*** Opening Listed records ***
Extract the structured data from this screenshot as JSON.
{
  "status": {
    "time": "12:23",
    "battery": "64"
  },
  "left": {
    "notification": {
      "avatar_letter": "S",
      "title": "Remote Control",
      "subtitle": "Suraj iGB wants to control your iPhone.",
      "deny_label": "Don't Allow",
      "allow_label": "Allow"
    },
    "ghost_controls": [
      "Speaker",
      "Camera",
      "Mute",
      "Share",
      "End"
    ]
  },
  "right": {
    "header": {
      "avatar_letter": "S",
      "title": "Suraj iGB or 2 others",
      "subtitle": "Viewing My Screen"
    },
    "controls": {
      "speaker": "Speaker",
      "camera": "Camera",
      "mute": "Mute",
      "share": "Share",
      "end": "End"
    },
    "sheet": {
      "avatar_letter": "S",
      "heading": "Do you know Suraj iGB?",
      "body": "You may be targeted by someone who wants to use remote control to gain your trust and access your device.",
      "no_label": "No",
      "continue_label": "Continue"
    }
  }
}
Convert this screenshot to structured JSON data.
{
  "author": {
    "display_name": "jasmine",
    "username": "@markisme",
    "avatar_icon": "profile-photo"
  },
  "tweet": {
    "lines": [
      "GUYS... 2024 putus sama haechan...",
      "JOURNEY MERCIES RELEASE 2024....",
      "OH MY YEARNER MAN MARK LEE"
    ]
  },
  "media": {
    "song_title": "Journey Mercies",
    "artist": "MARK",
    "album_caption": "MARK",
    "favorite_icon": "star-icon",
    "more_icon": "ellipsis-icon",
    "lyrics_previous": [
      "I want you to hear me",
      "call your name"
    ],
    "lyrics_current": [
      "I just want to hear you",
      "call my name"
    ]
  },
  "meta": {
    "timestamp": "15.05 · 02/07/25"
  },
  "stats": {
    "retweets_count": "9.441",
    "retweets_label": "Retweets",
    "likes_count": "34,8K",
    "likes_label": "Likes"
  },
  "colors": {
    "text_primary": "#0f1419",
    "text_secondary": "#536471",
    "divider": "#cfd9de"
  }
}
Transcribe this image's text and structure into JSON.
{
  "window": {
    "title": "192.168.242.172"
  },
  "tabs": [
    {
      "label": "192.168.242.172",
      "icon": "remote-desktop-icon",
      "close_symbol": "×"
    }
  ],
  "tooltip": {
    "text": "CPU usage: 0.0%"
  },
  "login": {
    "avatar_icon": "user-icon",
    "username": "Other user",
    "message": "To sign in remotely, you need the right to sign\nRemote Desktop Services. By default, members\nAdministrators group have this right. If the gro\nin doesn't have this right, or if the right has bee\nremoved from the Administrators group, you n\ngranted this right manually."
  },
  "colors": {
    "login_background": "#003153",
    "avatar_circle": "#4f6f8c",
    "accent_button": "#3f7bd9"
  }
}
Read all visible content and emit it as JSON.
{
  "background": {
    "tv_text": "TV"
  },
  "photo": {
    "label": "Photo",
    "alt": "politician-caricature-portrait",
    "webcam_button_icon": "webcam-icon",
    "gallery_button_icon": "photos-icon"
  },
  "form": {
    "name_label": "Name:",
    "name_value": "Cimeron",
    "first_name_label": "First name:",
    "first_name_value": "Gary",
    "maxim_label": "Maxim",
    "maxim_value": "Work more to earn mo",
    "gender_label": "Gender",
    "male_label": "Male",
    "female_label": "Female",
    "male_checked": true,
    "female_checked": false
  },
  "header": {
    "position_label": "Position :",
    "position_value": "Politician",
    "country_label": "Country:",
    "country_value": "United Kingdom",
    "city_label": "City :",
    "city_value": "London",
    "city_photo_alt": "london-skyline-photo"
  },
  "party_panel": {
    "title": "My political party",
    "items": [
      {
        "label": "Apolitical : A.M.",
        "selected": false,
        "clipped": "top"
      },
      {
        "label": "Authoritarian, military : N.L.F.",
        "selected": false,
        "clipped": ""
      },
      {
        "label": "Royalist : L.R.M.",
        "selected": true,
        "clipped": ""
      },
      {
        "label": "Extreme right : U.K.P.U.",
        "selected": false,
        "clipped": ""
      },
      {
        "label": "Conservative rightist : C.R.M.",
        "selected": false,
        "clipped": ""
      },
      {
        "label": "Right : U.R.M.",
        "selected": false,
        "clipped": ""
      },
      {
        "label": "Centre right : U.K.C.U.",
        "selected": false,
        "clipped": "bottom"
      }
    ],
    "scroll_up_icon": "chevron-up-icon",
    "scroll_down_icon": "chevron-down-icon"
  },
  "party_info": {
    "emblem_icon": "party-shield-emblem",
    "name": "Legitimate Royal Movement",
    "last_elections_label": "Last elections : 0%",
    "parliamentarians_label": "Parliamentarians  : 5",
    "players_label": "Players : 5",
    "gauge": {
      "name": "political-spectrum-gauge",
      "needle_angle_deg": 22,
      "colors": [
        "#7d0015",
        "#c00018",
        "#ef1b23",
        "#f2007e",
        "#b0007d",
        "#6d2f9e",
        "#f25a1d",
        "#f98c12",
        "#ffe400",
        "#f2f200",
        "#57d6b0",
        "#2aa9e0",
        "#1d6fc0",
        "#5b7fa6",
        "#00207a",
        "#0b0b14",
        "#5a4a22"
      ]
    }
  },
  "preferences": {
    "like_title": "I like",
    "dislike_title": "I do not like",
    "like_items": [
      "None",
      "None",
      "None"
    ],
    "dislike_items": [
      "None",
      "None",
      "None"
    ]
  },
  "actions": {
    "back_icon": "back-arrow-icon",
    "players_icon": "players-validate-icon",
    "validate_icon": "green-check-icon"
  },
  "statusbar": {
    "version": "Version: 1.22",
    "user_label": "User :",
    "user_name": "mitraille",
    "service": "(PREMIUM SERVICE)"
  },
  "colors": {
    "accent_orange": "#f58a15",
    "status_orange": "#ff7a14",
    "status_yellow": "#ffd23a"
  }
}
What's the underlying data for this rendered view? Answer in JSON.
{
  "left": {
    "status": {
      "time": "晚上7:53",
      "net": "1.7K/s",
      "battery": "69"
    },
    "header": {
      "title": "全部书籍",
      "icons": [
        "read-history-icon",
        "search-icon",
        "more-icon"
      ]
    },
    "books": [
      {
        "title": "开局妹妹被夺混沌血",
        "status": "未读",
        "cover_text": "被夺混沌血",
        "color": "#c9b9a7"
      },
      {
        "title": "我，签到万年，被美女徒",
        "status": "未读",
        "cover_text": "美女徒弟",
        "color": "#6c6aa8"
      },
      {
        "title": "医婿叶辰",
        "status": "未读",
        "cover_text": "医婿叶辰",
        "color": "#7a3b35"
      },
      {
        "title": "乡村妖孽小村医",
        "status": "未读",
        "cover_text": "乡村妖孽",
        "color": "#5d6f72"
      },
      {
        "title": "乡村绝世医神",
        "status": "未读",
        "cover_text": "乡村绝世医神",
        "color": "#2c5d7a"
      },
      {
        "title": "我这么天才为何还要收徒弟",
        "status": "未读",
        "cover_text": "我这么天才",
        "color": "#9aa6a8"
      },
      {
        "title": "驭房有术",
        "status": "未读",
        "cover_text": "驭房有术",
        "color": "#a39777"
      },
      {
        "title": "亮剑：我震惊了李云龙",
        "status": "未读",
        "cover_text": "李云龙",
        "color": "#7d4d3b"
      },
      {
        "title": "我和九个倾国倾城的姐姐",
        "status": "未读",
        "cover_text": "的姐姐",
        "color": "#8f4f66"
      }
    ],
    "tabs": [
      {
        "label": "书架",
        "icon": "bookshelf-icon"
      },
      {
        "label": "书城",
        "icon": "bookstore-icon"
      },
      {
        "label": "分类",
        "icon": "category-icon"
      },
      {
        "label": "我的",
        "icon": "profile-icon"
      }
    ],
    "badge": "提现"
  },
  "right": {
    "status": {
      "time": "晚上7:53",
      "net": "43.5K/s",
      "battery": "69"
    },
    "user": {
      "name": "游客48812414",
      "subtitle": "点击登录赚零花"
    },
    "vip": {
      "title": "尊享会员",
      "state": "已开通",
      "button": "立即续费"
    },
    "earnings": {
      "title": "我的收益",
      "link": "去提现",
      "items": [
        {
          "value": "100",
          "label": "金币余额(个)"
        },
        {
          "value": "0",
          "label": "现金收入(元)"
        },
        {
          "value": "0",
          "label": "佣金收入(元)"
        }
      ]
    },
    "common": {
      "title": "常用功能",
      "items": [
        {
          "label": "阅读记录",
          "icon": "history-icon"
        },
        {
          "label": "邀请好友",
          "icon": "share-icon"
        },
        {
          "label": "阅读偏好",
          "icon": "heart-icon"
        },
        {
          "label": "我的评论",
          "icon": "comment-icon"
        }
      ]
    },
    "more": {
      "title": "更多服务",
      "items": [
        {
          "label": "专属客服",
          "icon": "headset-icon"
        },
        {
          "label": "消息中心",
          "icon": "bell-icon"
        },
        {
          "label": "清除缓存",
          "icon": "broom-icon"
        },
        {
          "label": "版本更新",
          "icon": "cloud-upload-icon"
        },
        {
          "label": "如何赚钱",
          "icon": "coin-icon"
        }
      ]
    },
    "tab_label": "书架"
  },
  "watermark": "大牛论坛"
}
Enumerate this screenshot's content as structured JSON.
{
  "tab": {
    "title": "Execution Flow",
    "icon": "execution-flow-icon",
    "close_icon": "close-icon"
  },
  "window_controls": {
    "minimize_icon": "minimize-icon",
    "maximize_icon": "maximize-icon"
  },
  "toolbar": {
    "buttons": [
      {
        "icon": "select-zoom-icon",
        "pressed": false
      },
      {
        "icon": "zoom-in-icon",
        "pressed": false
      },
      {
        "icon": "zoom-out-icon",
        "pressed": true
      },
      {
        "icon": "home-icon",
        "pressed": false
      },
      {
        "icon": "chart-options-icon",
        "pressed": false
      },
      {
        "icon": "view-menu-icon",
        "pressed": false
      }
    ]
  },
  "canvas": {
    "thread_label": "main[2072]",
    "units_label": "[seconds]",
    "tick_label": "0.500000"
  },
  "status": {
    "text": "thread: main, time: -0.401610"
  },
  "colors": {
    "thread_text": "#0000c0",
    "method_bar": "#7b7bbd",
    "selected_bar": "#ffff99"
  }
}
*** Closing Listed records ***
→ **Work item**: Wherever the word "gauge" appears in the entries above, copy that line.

→ **Response to this task**:
    "gauge": {
      "name": "political-spectrum-gauge",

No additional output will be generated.